A 5.2-mile hike (one-way) that begins at Massie Gap in Grayson Highlands State Park leads to Mount Rogers, the highest natural point in Virginia at 5,728-feet-tall.
The trek largely follows the white-blazed Appalachian Trail, passing through Wilburn Ridge. Here you’ll find plenty of free-roaming wild ponies.
For those eager to enjoy this natural wonder by way of a backpacking adventure, there are shelters and backcountry camping spots along the way for your tent.
#11: Luray Caverns
Underground caverns filled with awe-inspiring stalactites and stalagmites with names like Totem Poles and Titania’s Veil are at Luray Caverns in Luray.
Luray Caverns is the largest cavern on the east coast. More than one-mile of paved walkway leads visitors to geological wonders and natural formations.
Great Stalacpipe Organ is a must-see while underground. Invented in 1954, this organ is the largest musical instrument in the world and directs stalactites to sing.
#12: Great Dismal Swamp
Suffolk’s Great Dismal Swamp National Wildlife Refuge is home to the largest intact remnant of a marshy habitat that once spanned more than one million acres.
It’s home to Lake Drummond, one of two natural lakes in Virginia. Set in the heart of the Great Dismal Swamp, the lake is known for its bald cypress trees.

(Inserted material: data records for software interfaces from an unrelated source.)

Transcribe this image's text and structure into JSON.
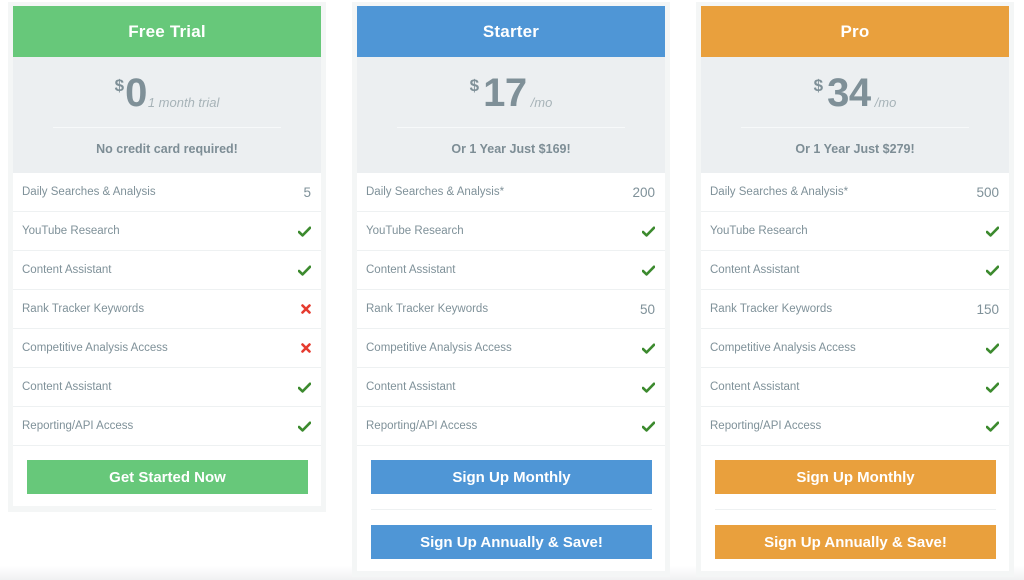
{
  "colors": {
    "free": "#67C87A",
    "starter": "#4F96D6",
    "pro": "#E9A03D",
    "check": "#3C8A2E",
    "cross": "#E53B2F"
  },
  "plans": [
    {
      "name": "Free Trial",
      "currency": "$",
      "amount": "0",
      "period": "1 month trial",
      "note": "No credit card required!",
      "features": [
        {
          "label": "Daily Searches & Analysis",
          "value": "5",
          "status": "text"
        },
        {
          "label": "YouTube Research",
          "value": "",
          "status": "check-icon"
        },
        {
          "label": "Content Assistant",
          "value": "",
          "status": "check-icon"
        },
        {
          "label": "Rank Tracker Keywords",
          "value": "",
          "status": "cross-icon"
        },
        {
          "label": "Competitive Analysis Access",
          "value": "",
          "status": "cross-icon"
        },
        {
          "label": "Content Assistant",
          "value": "",
          "status": "check-icon"
        },
        {
          "label": "Reporting/API Access",
          "value": "",
          "status": "check-icon"
        }
      ],
      "buttons": [
        "Get Started Now"
      ]
    },
    {
      "name": "Starter",
      "currency": "$",
      "amount": "17",
      "period": "/mo",
      "note": "Or 1 Year Just $169!",
      "features": [
        {
          "label": "Daily Searches & Analysis*",
          "value": "200",
          "status": "text"
        },
        {
          "label": "YouTube Research",
          "value": "",
          "status": "check-icon"
        },
        {
          "label": "Content Assistant",
          "value": "",
          "status": "check-icon"
        },
        {
          "label": "Rank Tracker Keywords",
          "value": "50",
          "status": "text"
        },
        {
          "label": "Competitive Analysis Access",
          "value": "",
          "status": "check-icon"
        },
        {
          "label": "Content Assistant",
          "value": "",
          "status": "check-icon"
        },
        {
          "label": "Reporting/API Access",
          "value": "",
          "status": "check-icon"
        }
      ],
      "buttons": [
        "Sign Up Monthly",
        "Sign Up Annually & Save!"
      ]
    },
    {
      "name": "Pro",
      "currency": "$",
      "amount": "34",
      "period": "/mo",
      "note": "Or 1 Year Just $279!",
      "features": [
        {
          "label": "Daily Searches & Analysis*",
          "value": "500",
          "status": "text"
        },
        {
          "label": "YouTube Research",
          "value": "",
          "status": "check-icon"
        },
        {
          "label": "Content Assistant",
          "value": "",
          "status": "check-icon"
        },
        {
          "label": "Rank Tracker Keywords",
          "value": "150",
          "status": "text"
        },
        {
          "label": "Competitive Analysis Access",
          "value": "",
          "status": "check-icon"
        },
        {
          "label": "Content Assistant",
          "value": "",
          "status": "check-icon"
        },
        {
          "label": "Reporting/API Access",
          "value": "",
          "status": "check-icon"
        }
      ],
      "buttons": [
        "Sign Up Monthly",
        "Sign Up Annually & Save!"
      ]
    }
  ]
}
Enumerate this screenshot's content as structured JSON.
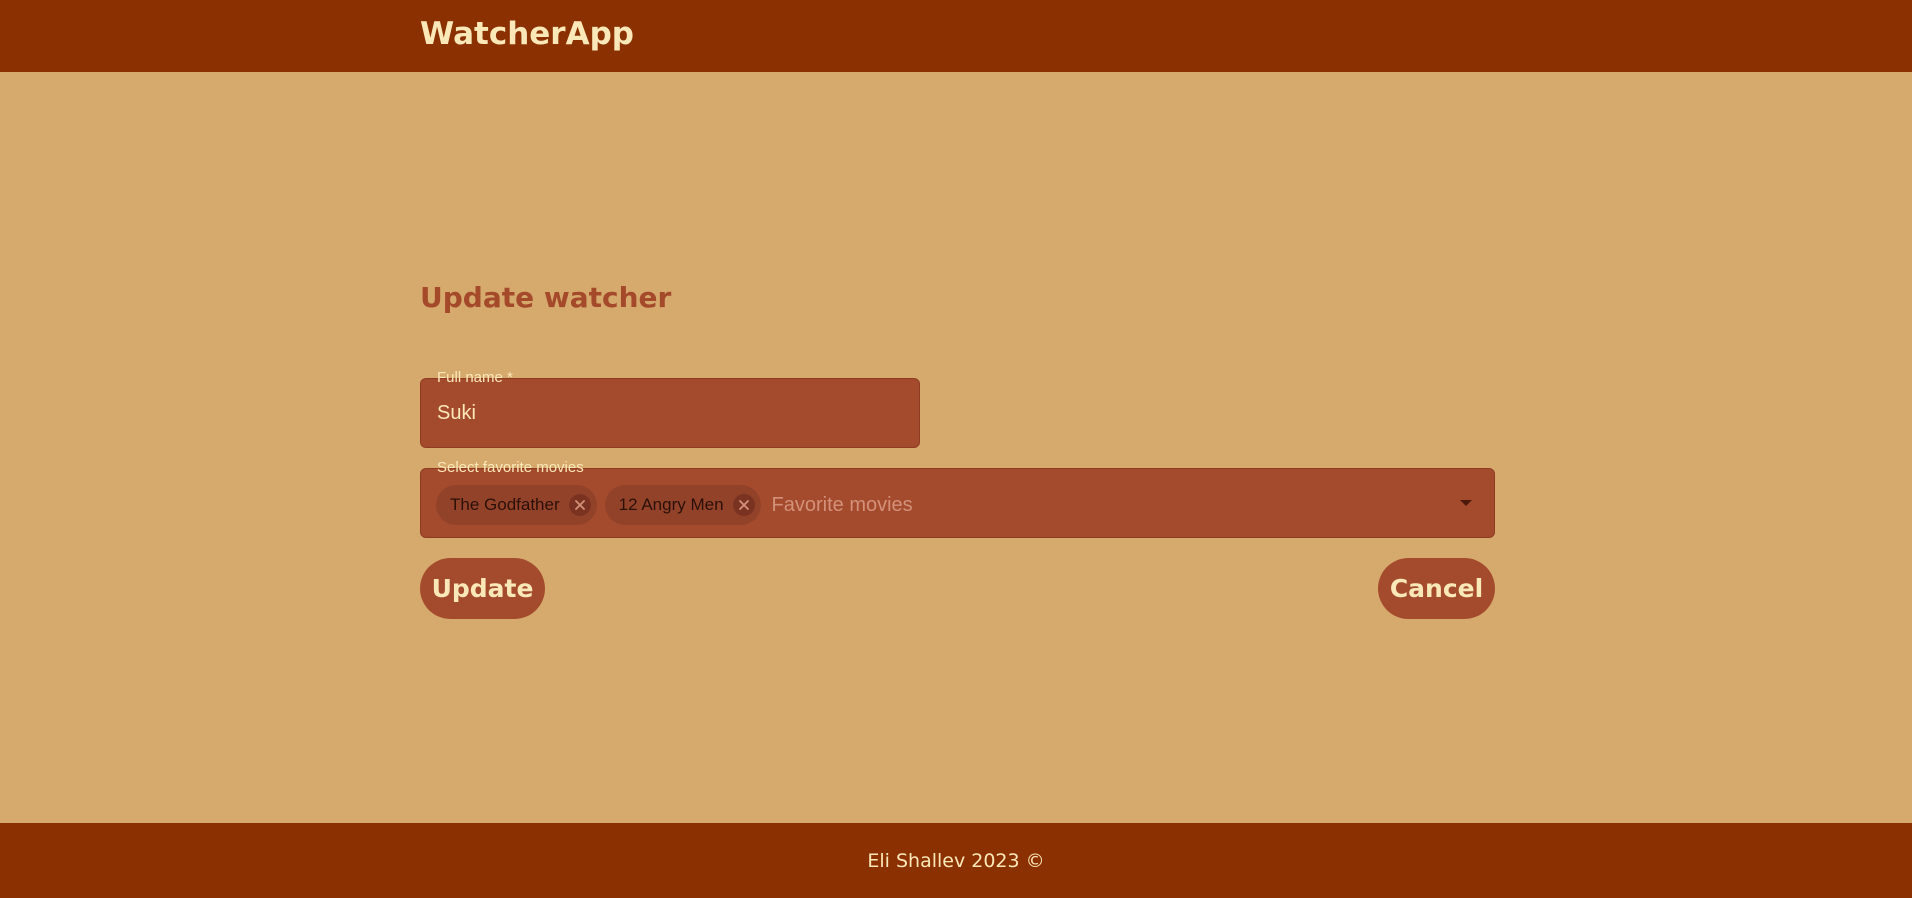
{
  "header": {
    "brand": "WatcherApp"
  },
  "main": {
    "title": "Update watcher",
    "full_name": {
      "label": "Full name *",
      "value": "Suki"
    },
    "favorite_movies": {
      "label": "Select favorite movies",
      "selected": [
        "The Godfather",
        "12 Angry Men"
      ],
      "placeholder": "Favorite movies"
    },
    "buttons": {
      "update": "Update",
      "cancel": "Cancel"
    }
  },
  "footer": {
    "text": "Eli Shallev 2023 ©"
  },
  "colors": {
    "page_bg": "#d6a96d",
    "header_bg": "#8b3000",
    "accent": "#a54b2d",
    "light_text": "#fbe8b8"
  }
}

Hike or bike the Washington Ditch Trail to the pier at Lake Drummond by way of a dirt road and a short boardwalk trail. Keep your eyes open for waterfowl.